#### [The task]
Every line of the data below that holds the string "kind" needs to be reported.

- - - - - - -

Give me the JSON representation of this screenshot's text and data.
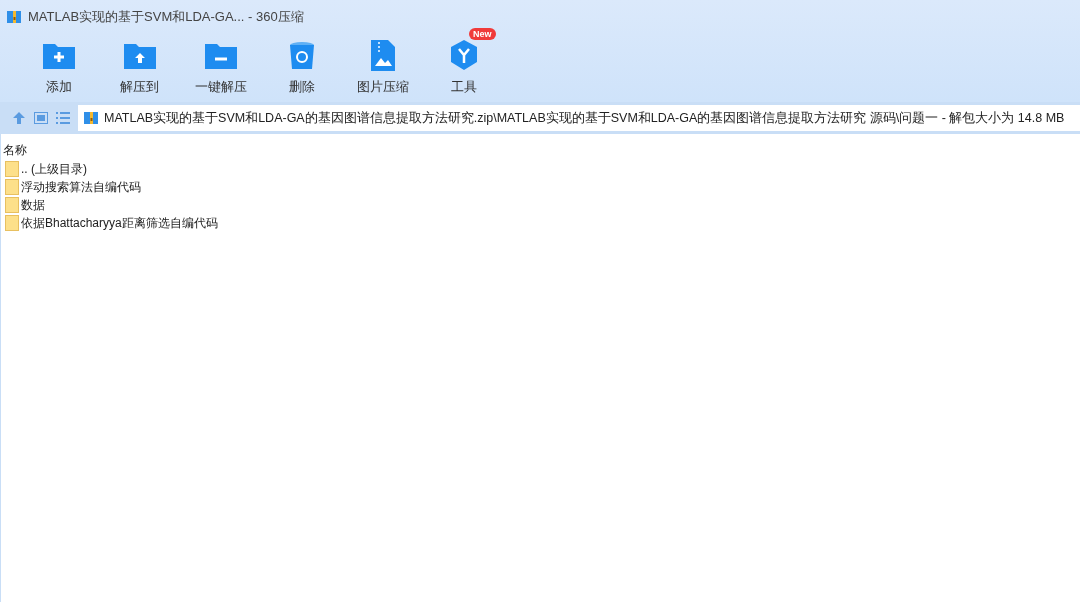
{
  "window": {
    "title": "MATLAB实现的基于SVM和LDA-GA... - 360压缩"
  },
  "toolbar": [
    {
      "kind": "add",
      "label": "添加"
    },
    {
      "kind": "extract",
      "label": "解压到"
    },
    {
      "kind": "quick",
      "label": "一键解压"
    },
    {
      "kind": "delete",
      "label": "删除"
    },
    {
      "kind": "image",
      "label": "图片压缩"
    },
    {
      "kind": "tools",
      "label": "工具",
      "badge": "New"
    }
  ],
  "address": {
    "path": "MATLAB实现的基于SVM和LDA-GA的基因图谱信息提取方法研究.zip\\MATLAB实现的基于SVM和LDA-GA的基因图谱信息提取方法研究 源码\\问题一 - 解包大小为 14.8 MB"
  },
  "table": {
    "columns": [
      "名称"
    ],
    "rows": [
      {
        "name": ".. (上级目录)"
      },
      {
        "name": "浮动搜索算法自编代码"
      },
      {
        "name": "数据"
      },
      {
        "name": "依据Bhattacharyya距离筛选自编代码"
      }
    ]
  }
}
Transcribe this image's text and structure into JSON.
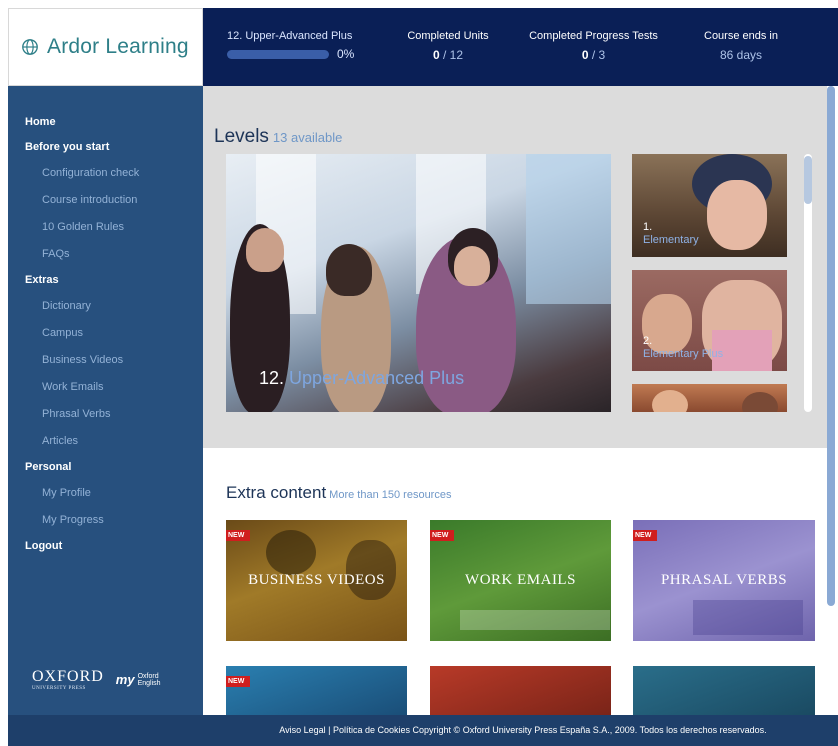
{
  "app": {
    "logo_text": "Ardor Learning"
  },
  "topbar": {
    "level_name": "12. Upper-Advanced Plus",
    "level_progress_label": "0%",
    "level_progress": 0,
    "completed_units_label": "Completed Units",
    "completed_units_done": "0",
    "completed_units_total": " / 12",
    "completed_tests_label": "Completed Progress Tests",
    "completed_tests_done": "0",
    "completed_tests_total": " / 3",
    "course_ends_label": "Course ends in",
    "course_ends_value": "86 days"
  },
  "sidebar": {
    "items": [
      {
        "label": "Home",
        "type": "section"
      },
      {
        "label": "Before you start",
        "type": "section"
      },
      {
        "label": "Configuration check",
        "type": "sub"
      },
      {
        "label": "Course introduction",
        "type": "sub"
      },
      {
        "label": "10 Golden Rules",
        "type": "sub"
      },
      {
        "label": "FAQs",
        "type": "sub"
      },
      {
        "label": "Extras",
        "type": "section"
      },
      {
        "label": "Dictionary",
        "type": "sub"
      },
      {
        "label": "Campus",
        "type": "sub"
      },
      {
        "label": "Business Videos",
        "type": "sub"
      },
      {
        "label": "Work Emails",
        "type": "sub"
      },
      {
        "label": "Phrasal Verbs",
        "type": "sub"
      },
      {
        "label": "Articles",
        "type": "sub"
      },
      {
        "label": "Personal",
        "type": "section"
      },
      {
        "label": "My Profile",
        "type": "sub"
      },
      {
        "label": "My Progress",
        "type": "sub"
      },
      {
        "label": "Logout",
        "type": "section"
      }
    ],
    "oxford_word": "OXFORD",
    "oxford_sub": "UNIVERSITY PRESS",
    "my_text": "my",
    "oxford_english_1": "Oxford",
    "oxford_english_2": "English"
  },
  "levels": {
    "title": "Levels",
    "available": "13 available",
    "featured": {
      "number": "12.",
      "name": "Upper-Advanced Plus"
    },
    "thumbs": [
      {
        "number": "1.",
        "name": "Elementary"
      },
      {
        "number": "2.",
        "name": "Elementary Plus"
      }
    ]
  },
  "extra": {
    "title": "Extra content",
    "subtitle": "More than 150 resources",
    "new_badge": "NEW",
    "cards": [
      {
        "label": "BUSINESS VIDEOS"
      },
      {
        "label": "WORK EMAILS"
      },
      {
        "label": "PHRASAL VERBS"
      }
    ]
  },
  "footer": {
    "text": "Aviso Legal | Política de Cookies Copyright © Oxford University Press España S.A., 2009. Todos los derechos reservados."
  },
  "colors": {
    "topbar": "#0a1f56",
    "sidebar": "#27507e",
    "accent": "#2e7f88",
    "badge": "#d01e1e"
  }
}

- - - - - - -

#### [Result of the exercise]
      "kind": "add",
      "kind": "extract",
      "kind": "quick",
      "kind": "delete",
      "kind": "image",
      "kind": "tools",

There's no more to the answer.